As promised I would include a portion on my thoughts. Chattanooga is at an epicenter of this controversy we have about 10,000 jobs resulting from the Volkswagen manufacturing plant located in our city. Optimistically, I hope that in 2 to 5 years all these people still have healthy jobs and careers. Looking at the scandal I believe that based on the current information Volkswagen will likely end up being responsible for $60 to $200 billion in total damages. They can certainly withstand $88 billion without outside assets. Additionally they can probably sell stock to raise funds and cut costs to increase profit margins. Perhaps they will even receive a bailout from the German government, the Tennessee Government and China since these economies have many jobs that the company provides.

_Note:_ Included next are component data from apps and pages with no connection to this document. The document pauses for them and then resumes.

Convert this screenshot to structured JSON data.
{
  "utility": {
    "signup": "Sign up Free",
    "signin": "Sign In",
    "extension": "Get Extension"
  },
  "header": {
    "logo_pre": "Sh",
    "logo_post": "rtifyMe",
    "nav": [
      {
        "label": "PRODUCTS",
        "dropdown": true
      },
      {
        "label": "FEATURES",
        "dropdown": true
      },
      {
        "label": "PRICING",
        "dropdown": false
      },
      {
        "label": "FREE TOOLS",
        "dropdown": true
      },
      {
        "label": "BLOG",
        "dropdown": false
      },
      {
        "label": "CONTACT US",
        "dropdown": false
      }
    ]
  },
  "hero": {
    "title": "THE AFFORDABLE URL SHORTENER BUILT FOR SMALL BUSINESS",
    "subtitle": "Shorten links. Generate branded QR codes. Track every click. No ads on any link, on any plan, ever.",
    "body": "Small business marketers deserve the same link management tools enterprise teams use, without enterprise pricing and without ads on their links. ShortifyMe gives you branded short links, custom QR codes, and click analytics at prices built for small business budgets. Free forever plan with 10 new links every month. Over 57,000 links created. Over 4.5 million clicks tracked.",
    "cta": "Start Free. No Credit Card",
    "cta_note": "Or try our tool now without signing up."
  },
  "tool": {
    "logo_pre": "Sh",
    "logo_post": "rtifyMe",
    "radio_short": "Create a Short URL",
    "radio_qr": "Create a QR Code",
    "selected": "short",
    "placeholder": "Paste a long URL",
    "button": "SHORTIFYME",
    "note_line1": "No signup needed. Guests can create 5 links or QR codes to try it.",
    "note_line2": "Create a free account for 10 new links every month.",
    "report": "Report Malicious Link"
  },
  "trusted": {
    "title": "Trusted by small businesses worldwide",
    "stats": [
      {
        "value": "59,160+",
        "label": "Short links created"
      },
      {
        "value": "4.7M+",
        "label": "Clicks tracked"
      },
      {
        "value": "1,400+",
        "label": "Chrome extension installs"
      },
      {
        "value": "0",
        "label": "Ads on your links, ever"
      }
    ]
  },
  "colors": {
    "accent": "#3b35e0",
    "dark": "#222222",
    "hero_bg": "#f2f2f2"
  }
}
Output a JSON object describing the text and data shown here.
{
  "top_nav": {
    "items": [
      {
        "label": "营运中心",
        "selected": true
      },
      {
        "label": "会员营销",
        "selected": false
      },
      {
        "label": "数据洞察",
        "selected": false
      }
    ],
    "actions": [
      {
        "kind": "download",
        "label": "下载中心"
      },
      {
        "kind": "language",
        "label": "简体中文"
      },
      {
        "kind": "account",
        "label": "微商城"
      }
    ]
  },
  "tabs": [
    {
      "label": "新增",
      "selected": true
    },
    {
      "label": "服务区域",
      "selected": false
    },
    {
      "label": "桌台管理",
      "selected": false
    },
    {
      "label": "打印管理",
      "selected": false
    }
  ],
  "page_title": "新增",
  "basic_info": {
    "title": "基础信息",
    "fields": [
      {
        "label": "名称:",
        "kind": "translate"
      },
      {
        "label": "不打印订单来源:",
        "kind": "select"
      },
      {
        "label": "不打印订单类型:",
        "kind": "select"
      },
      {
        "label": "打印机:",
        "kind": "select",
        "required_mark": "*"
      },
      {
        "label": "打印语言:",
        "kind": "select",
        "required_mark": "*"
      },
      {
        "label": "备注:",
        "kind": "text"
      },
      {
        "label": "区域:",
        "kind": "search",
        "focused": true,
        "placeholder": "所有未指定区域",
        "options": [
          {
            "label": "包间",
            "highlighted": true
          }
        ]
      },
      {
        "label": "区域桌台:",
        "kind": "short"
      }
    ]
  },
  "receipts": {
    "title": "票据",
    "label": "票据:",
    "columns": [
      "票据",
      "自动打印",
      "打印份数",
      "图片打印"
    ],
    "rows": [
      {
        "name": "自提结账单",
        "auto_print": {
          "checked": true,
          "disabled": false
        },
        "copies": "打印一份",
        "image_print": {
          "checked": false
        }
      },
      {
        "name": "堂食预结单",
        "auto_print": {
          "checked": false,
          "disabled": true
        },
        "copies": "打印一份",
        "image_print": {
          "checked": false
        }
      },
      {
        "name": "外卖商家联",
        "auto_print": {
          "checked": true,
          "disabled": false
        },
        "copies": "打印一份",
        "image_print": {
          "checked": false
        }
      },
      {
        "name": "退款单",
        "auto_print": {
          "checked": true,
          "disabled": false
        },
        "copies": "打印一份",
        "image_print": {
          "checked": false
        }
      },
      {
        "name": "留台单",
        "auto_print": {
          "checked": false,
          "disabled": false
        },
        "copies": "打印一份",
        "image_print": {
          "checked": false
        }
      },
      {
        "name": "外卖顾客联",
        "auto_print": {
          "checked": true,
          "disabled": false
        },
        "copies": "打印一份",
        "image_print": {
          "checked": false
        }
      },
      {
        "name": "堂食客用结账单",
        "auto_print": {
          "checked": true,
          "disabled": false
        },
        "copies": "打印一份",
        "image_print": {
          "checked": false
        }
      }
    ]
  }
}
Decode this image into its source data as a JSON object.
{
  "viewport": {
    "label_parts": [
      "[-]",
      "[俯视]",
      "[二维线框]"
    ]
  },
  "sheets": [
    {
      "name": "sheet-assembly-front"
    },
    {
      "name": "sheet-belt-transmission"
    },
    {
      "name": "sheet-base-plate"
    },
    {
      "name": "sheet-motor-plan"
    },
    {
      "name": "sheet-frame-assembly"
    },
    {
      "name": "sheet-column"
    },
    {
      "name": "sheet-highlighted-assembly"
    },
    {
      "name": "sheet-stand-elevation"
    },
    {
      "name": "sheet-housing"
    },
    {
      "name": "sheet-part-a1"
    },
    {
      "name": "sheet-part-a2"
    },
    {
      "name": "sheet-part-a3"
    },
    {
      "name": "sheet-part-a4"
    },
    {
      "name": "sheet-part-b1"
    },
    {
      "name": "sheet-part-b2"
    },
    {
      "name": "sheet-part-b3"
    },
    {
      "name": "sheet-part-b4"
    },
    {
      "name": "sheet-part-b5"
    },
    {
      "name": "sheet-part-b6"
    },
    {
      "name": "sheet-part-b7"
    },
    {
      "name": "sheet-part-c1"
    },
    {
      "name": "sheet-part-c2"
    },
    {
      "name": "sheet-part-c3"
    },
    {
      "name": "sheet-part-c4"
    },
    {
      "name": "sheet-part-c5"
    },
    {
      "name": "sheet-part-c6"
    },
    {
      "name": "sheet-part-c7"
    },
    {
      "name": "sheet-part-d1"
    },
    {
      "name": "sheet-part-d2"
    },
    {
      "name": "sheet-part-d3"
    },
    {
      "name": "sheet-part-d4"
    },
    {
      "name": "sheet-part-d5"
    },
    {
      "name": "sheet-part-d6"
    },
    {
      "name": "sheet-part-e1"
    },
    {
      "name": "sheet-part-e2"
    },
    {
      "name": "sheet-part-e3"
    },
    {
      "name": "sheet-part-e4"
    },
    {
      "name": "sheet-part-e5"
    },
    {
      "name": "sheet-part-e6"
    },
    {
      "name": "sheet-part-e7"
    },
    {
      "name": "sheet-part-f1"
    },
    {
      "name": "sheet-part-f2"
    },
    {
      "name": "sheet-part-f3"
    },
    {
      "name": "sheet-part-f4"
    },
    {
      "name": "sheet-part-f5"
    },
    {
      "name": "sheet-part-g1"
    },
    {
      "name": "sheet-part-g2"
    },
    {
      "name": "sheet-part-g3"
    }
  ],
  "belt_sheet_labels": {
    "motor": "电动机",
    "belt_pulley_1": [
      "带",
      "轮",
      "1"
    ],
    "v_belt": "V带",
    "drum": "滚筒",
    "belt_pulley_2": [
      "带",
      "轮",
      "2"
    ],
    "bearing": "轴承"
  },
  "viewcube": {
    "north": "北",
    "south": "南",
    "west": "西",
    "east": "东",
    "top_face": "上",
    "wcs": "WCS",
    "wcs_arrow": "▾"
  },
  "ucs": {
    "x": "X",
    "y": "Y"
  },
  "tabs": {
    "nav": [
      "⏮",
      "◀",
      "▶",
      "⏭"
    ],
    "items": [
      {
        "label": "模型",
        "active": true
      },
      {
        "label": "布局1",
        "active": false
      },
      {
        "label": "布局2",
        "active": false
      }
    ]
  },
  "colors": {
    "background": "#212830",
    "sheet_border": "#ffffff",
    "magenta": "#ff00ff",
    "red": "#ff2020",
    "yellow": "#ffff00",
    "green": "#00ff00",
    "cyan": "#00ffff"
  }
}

I would put them at a 50% chance of bankruptcy depending on on going investigation and litigation.

Honestly, I’m not sure that I want Volkswagen to survive after purposefully harming so many people just for the sake of profits and growth. Perhaps the best outcome would be a buyout from another major auto player and drastic changes within the management of the company. What would excite me the most on a local scale is if Tesla Motors purchased the Volkswagen plant and Chattanooga became the new hub for electric vehicles in the United States.